INPUT
[Start of section]
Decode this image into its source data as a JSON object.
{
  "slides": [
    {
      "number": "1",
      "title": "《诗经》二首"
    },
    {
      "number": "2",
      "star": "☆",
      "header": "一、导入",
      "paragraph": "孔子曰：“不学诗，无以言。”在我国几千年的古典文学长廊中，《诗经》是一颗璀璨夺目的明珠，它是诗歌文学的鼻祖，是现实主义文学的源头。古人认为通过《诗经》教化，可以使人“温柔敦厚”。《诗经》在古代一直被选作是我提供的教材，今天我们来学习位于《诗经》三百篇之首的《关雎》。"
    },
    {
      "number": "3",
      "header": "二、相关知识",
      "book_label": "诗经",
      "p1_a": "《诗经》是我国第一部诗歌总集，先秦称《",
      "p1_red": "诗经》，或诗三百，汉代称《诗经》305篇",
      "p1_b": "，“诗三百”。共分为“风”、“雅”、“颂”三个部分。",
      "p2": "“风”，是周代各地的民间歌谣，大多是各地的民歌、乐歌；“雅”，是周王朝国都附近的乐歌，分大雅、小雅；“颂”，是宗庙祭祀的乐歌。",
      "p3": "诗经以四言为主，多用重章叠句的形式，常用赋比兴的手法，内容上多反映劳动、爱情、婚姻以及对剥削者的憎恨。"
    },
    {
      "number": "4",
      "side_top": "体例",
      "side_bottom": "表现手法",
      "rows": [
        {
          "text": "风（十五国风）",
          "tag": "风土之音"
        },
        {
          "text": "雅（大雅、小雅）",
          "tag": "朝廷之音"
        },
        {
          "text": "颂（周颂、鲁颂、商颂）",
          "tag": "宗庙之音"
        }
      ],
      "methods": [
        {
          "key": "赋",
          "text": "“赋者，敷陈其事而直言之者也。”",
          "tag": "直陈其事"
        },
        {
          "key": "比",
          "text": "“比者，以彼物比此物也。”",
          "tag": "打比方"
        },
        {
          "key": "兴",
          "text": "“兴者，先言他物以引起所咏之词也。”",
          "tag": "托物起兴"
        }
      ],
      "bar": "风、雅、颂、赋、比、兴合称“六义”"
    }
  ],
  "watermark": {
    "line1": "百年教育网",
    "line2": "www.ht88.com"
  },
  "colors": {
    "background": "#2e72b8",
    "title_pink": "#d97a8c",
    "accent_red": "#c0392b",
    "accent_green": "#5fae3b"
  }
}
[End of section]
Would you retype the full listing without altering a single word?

RESULT FOR THIS TASK
Decode this image into its source data as a JSON object.
{
  "slides": [
    {
      "number": "1",
      "title": "《诗经》二首"
    },
    {
      "number": "2",
      "star": "☆",
      "header": "一、导入",
      "paragraph": "孔子曰：“不学诗，无以言。”在我国几千年的古典文学长廊中，《诗经》是一颗璀璨夺目的明珠，它是诗歌文学的鼻祖，是现实主义文学的源头。古人认为通过《诗经》教化，可以使人“温柔敦厚”。《诗经》在古代一直被选作是我提供的教材，今天我们来学习位于《诗经》三百篇之首的《关雎》。"
    },
    {
      "number": "3",
      "header": "二、相关知识",
      "book_label": "诗经",
      "p1_a": "《诗经》是我国第一部诗歌总集，先秦称《",
      "p1_red": "诗经》，或诗三百，汉代称《诗经》305篇",
      "p1_b": "，“诗三百”。共分为“风”、“雅”、“颂”三个部分。",
      "p2": "“风”，是周代各地的民间歌谣，大多是各地的民歌、乐歌；“雅”，是周王朝国都附近的乐歌，分大雅、小雅；“颂”，是宗庙祭祀的乐歌。",
      "p3": "诗经以四言为主，多用重章叠句的形式，常用赋比兴的手法，内容上多反映劳动、爱情、婚姻以及对剥削者的憎恨。"
    },
    {
      "number": "4",
      "side_top": "体例",
      "side_bottom": "表现手法",
      "rows": [
        {
          "text": "风（十五国风）",
          "tag": "风土之音"
        },
        {
          "text": "雅（大雅、小雅）",
          "tag": "朝廷之音"
        },
        {
          "text": "颂（周颂、鲁颂、商颂）",
          "tag": "宗庙之音"
        }
      ],
      "methods": [
        {
          "key": "赋",
          "text": "“赋者，敷陈其事而直言之者也。”",
          "tag": "直陈其事"
        },
        {
          "key": "比",
          "text": "“比者，以彼物比此物也。”",
          "tag": "打比方"
        },
        {
          "key": "兴",
          "text": "“兴者，先言他物以引起所咏之词也。”",
          "tag": "托物起兴"
        }
      ],
      "bar": "风、雅、颂、赋、比、兴合称“六义”"
    }
  ],
  "watermark": {
    "line1": "百年教育网",
    "line2": "www.ht88.com"
  },
  "colors": {
    "background": "#2e72b8",
    "title_pink": "#d97a8c",
    "accent_red": "#c0392b",
    "accent_green": "#5fae3b"
  }
}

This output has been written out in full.